"Wow," my wife whispered. "A three-week tour! Did you ever do something like that when you were in the Navy?"
"Yeah," I said. "Sometimes, one a month."
So I get bummed when I see well-produced Navy videos that feature fleet bands, but contain soundtrack music by the US Navy Band. Fleet bands are not chopped liver, I tell myself; why do we have to import audio tracks from the high and mighty?
That's what was going through my mind as I watched this video celebrating the 70th anniversary of the US Navy 7th Fleet, a 4 1/2-minute photo montage held together by concert band music. "Damn good video," I'm telling myself, "made even better by the damn US Navy Concert Band. Sure, they're good; great, in fact. But why couldn't a fleet band do the job? In fact, they shoulda had the 7th Fleet Band do the job instead of--"

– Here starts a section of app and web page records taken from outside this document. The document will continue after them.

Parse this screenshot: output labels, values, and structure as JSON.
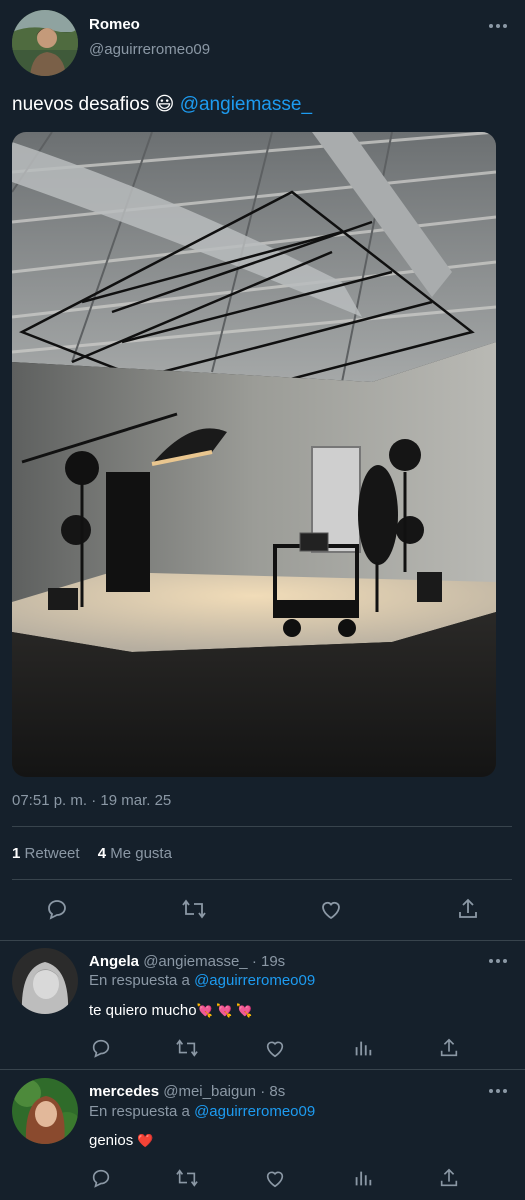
{
  "tweet": {
    "author_name": "Romeo",
    "author_handle": "@aguirreromeo09",
    "text_main": "nuevos desafios",
    "emoji": "😃",
    "mention": "@angiemasse_",
    "timestamp": "07:51 p. m. · 19 mar. 25",
    "retweet_count": "1",
    "retweet_label": "Retweet",
    "like_count": "4",
    "like_label": "Me gusta",
    "more_icon": "more-icon"
  },
  "replies": [
    {
      "name": "Angela",
      "handle": "@angiemasse_",
      "time": "· 19s",
      "reply_prefix": "En respuesta a",
      "reply_to": "@aguirreromeo09",
      "text": "te quiero mucho",
      "emojis": "💘 💘 💘"
    },
    {
      "name": "mercedes",
      "handle": "@mei_baigun",
      "time": "· 8s",
      "reply_prefix": "En respuesta a",
      "reply_to": "@aguirreromeo09",
      "text": "genios",
      "emojis": "❤️"
    }
  ],
  "colors": {
    "background": "#15202b",
    "accent": "#1d9bf0",
    "muted": "#8b98a5",
    "divider": "#38444d",
    "heart": "#f91880"
  }
}
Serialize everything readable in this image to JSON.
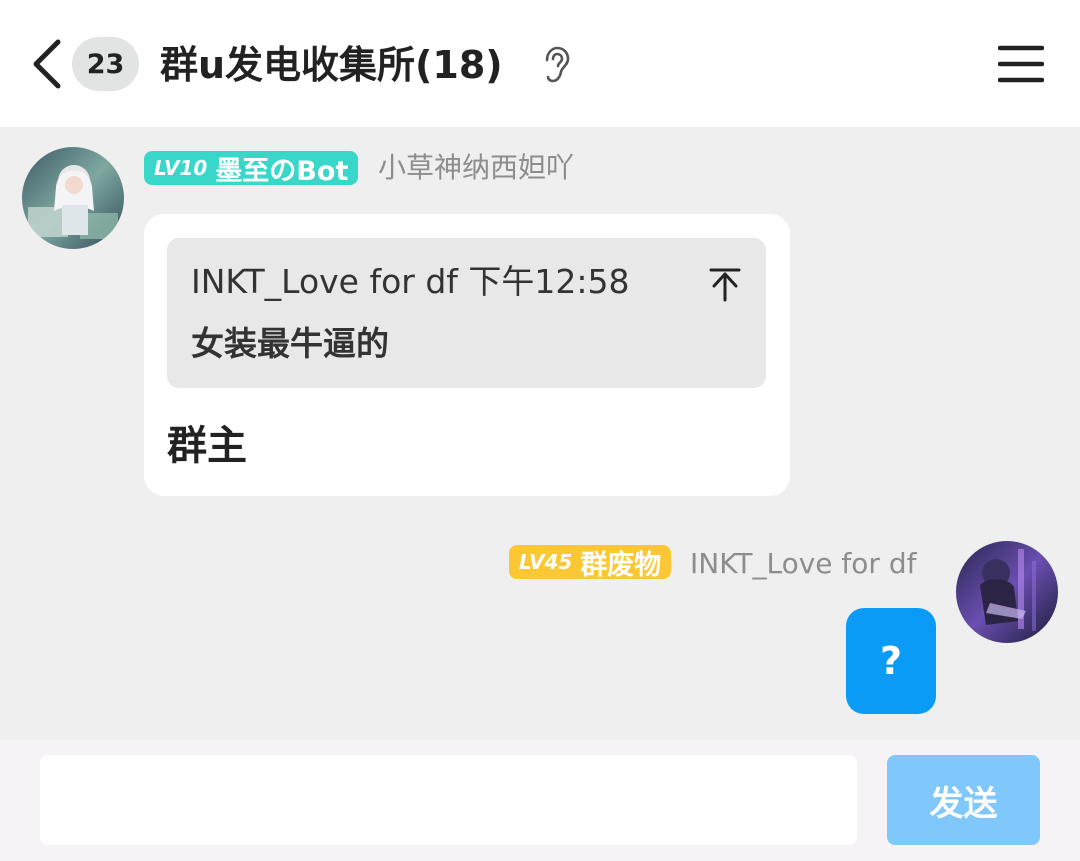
{
  "header": {
    "unread_count": "23",
    "group_title": "群u发电收集所(18)"
  },
  "messages": [
    {
      "side": "left",
      "level": "LV10",
      "honor_title": "墨至のBot",
      "sender": "小草神纳西妲吖",
      "quote": {
        "author_time": "INKT_Love for df 下午12:58",
        "text": "女装最牛逼的"
      },
      "text": "群主"
    },
    {
      "side": "right",
      "level": "LV45",
      "honor_title": "群废物",
      "sender": "INKT_Love for df",
      "text": "?"
    }
  ],
  "input": {
    "value": "",
    "placeholder": "",
    "send_label": "发送"
  },
  "colors": {
    "accent": "#0a9bf7",
    "send_disabled": "#80c8fc",
    "bot_tag": "#38d7c9",
    "member_tag": "#fcc735",
    "background": "#efeff0"
  },
  "icons": {
    "back": "chevron-left-icon",
    "listen": "ear-icon",
    "menu": "hamburger-menu-icon",
    "jump_to_quote": "jump-to-top-icon"
  }
}
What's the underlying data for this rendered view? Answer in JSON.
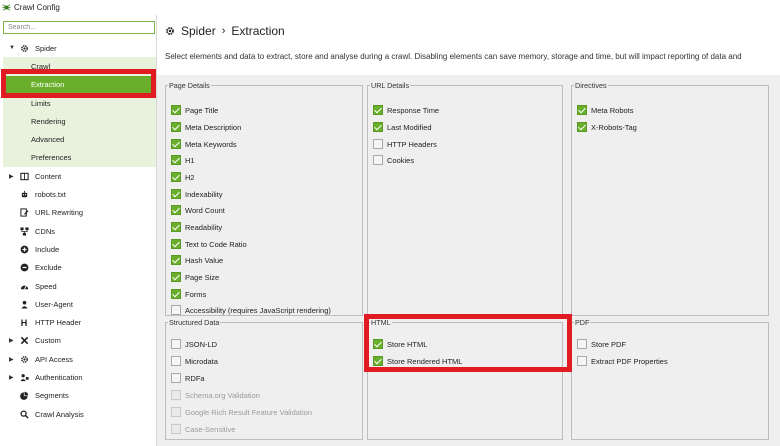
{
  "window": {
    "title": "Crawl Config"
  },
  "sidebar": {
    "search_placeholder": "Search...",
    "items": [
      {
        "label": "Spider",
        "icon": "gear-icon",
        "level": 1,
        "caret": "expanded"
      },
      {
        "label": "Crawl",
        "level": 2
      },
      {
        "label": "Extraction",
        "level": 2,
        "selected": true
      },
      {
        "label": "Limits",
        "level": 2
      },
      {
        "label": "Rendering",
        "level": 2
      },
      {
        "label": "Advanced",
        "level": 2
      },
      {
        "label": "Preferences",
        "level": 2,
        "highlight": true
      },
      {
        "label": "Content",
        "icon": "content-icon",
        "level": 1,
        "caret": "collapsed"
      },
      {
        "label": "robots.txt",
        "icon": "robot-icon",
        "level": 1
      },
      {
        "label": "URL Rewriting",
        "icon": "rewrite-icon",
        "level": 1
      },
      {
        "label": "CDNs",
        "icon": "cdn-icon",
        "level": 1
      },
      {
        "label": "Include",
        "icon": "include-icon",
        "level": 1
      },
      {
        "label": "Exclude",
        "icon": "exclude-icon",
        "level": 1
      },
      {
        "label": "Speed",
        "icon": "speed-icon",
        "level": 1
      },
      {
        "label": "User-Agent",
        "icon": "user-agent-icon",
        "level": 1
      },
      {
        "label": "HTTP Header",
        "icon": "http-header-icon",
        "level": 1
      },
      {
        "label": "Custom",
        "icon": "custom-icon",
        "level": 1,
        "caret": "collapsed"
      },
      {
        "label": "API Access",
        "icon": "api-icon",
        "level": 1,
        "caret": "collapsed"
      },
      {
        "label": "Authentication",
        "icon": "auth-icon",
        "level": 1,
        "caret": "collapsed"
      },
      {
        "label": "Segments",
        "icon": "segments-icon",
        "level": 1
      },
      {
        "label": "Crawl Analysis",
        "icon": "search-icon",
        "level": 1
      }
    ]
  },
  "main": {
    "breadcrumb": {
      "section": "Spider",
      "separator": "›",
      "page": "Extraction"
    },
    "description": "Select elements and data to extract, store and analyse during a crawl. Disabling elements can save memory, storage and time, but will impact reporting of data and",
    "groups": {
      "page_details": {
        "legend": "Page Details",
        "options": [
          {
            "label": "Page Title",
            "checked": true
          },
          {
            "label": "Meta Description",
            "checked": true
          },
          {
            "label": "Meta Keywords",
            "checked": true
          },
          {
            "label": "H1",
            "checked": true
          },
          {
            "label": "H2",
            "checked": true
          },
          {
            "label": "Indexability",
            "checked": true
          },
          {
            "label": "Word Count",
            "checked": true
          },
          {
            "label": "Readability",
            "checked": true
          },
          {
            "label": "Text to Code Ratio",
            "checked": true
          },
          {
            "label": "Hash Value",
            "checked": true
          },
          {
            "label": "Page Size",
            "checked": true
          },
          {
            "label": "Forms",
            "checked": true
          },
          {
            "label": "Accessibility (requires JavaScript rendering)",
            "checked": false
          }
        ]
      },
      "url_details": {
        "legend": "URL Details",
        "options": [
          {
            "label": "Response Time",
            "checked": true
          },
          {
            "label": "Last Modified",
            "checked": true
          },
          {
            "label": "HTTP Headers",
            "checked": false
          },
          {
            "label": "Cookies",
            "checked": false
          }
        ]
      },
      "directives": {
        "legend": "Directives",
        "options": [
          {
            "label": "Meta Robots",
            "checked": true
          },
          {
            "label": "X-Robots-Tag",
            "checked": true
          }
        ]
      },
      "structured_data": {
        "legend": "Structured Data",
        "options": [
          {
            "label": "JSON-LD",
            "checked": false
          },
          {
            "label": "Microdata",
            "checked": false
          },
          {
            "label": "RDFa",
            "checked": false
          },
          {
            "label": "Schema.org Validation",
            "checked": false,
            "disabled": true
          },
          {
            "label": "Google Rich Result Feature Validation",
            "checked": false,
            "disabled": true
          },
          {
            "label": "Case-Sensitive",
            "checked": false,
            "disabled": true
          }
        ]
      },
      "html": {
        "legend": "HTML",
        "options": [
          {
            "label": "Store HTML",
            "checked": true
          },
          {
            "label": "Store Rendered HTML",
            "checked": true
          }
        ]
      },
      "pdf": {
        "legend": "PDF",
        "options": [
          {
            "label": "Store PDF",
            "checked": false
          },
          {
            "label": "Extract PDF Properties",
            "checked": false
          }
        ]
      }
    }
  },
  "colors": {
    "accent": "#6aaf2c",
    "highlight_box": "#e01b22",
    "submenu_bg": "#e9f2dd"
  }
}
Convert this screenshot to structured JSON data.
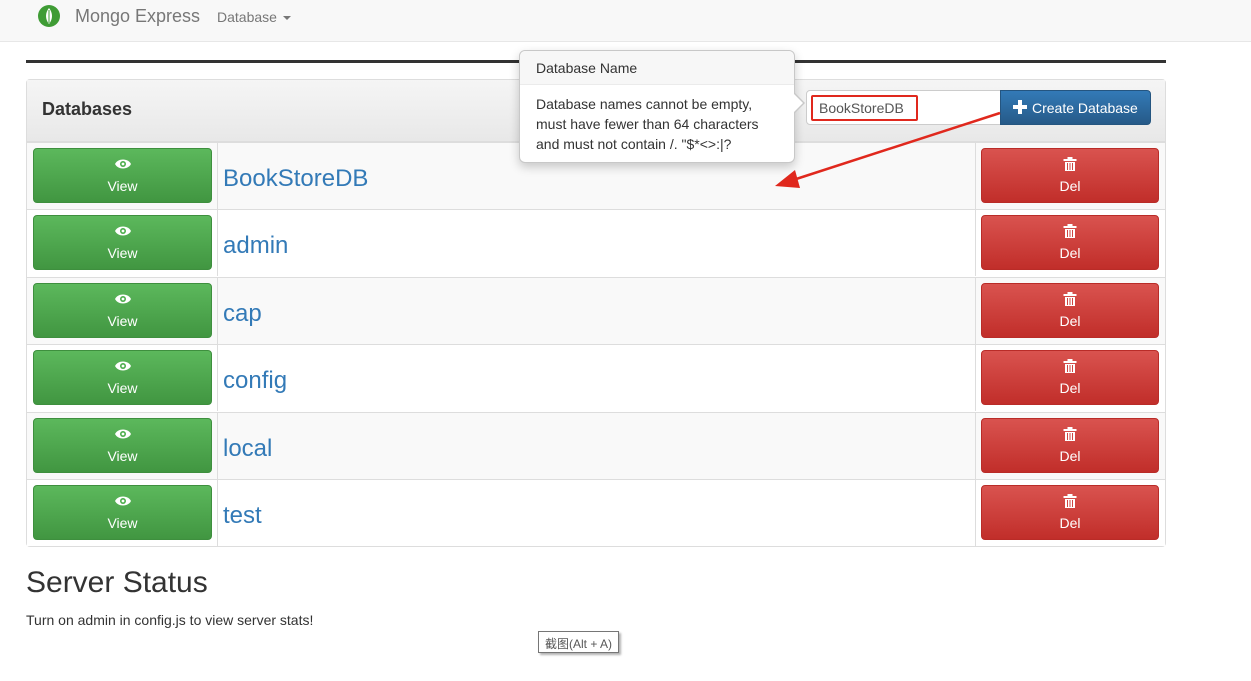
{
  "navbar": {
    "brand": "Mongo Express",
    "database_menu": "Database"
  },
  "panel": {
    "title": "Databases",
    "input_value": "BookStoreDB",
    "create_button": "Create Database"
  },
  "popover": {
    "title": "Database Name",
    "line1": "Database names cannot be empty,",
    "line2": "must have fewer than 64 characters",
    "line3": "and must not contain /. \"$*<>:|?"
  },
  "actions": {
    "view_label": "View",
    "del_label": "Del"
  },
  "databases": [
    {
      "name": "BookStoreDB"
    },
    {
      "name": "admin"
    },
    {
      "name": "cap"
    },
    {
      "name": "config"
    },
    {
      "name": "local"
    },
    {
      "name": "test"
    }
  ],
  "server_status": {
    "heading": "Server Status",
    "note": "Turn on admin in config.js to view server stats!"
  },
  "screenshot_tooltip": "截图(Alt + A)",
  "colors": {
    "primary": "#337ab7",
    "success": "#5cb85c",
    "danger": "#d9534f",
    "annotation_red": "#e0281d",
    "brand_green": "#3f9c35"
  }
}
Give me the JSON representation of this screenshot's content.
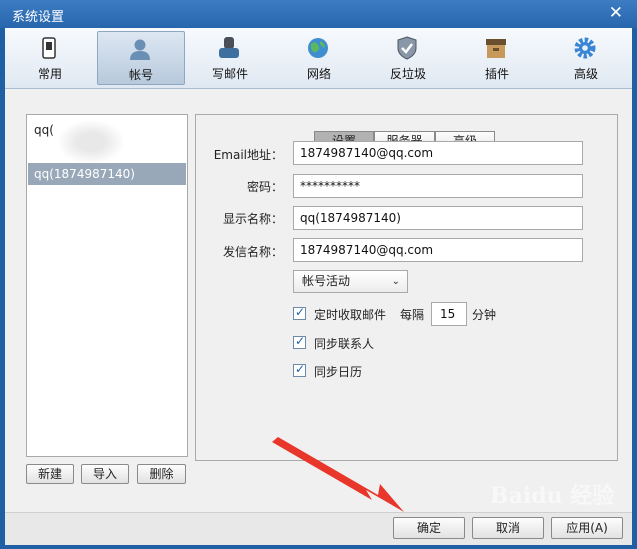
{
  "window": {
    "title": "系统设置",
    "close_icon": "✕"
  },
  "toolbar": {
    "items": [
      {
        "label": "常用",
        "icon": "window-icon"
      },
      {
        "label": "帐号",
        "icon": "user-icon"
      },
      {
        "label": "写邮件",
        "icon": "compose-icon"
      },
      {
        "label": "网络",
        "icon": "globe-icon"
      },
      {
        "label": "反垃圾",
        "icon": "shield-icon"
      },
      {
        "label": "插件",
        "icon": "box-icon"
      },
      {
        "label": "高级",
        "icon": "gear-icon"
      }
    ],
    "active_index": 1
  },
  "accounts": {
    "items": [
      "qq(",
      "qq(1874987140)"
    ],
    "selected_index": 1
  },
  "account_buttons": {
    "new": "新建",
    "import": "导入",
    "delete": "删除"
  },
  "tabs": {
    "items": [
      "设置",
      "服务器",
      "高级"
    ],
    "active_index": 0
  },
  "form": {
    "email_label": "Email地址：",
    "email_value": "1874987140@qq.com",
    "password_label": "密码：",
    "password_value": "**********",
    "display_name_label": "显示名称：",
    "display_name_value": "qq(1874987140)",
    "sender_name_label": "发信名称：",
    "sender_name_value": "1874987140@qq.com",
    "account_status": "帐号活动",
    "fetch_mail_label": "定时收取邮件",
    "fetch_mail_checked": true,
    "every_label": "每隔",
    "interval_value": "15",
    "minutes_label": "分钟",
    "sync_contacts_label": "同步联系人",
    "sync_contacts_checked": true,
    "sync_calendar_label": "同步日历",
    "sync_calendar_checked": true
  },
  "footer": {
    "ok": "确定",
    "cancel": "取消",
    "apply": "应用(A)"
  },
  "colors": {
    "titlebar": "#2766ad",
    "arrow": "#e8362b",
    "selected": "#99a8b9"
  },
  "watermark": "Baidu 经验"
}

Then came the closing credits. The music was, in fact, provided by the 7th Fleet Band.
Nicely done, shipmates. Those fancy-pants boys and girls in DC ain't got nothing on you.
I don't say this because I was a fleet bandsman (once leader of the 7th Fleet Ceremonial Band, in fact), or because the Navy Band long ago refused my entreaties to join them in their rigorous regimen of annual three-week tours. No, I say it because it's true:
Our fleet bands are the real deal.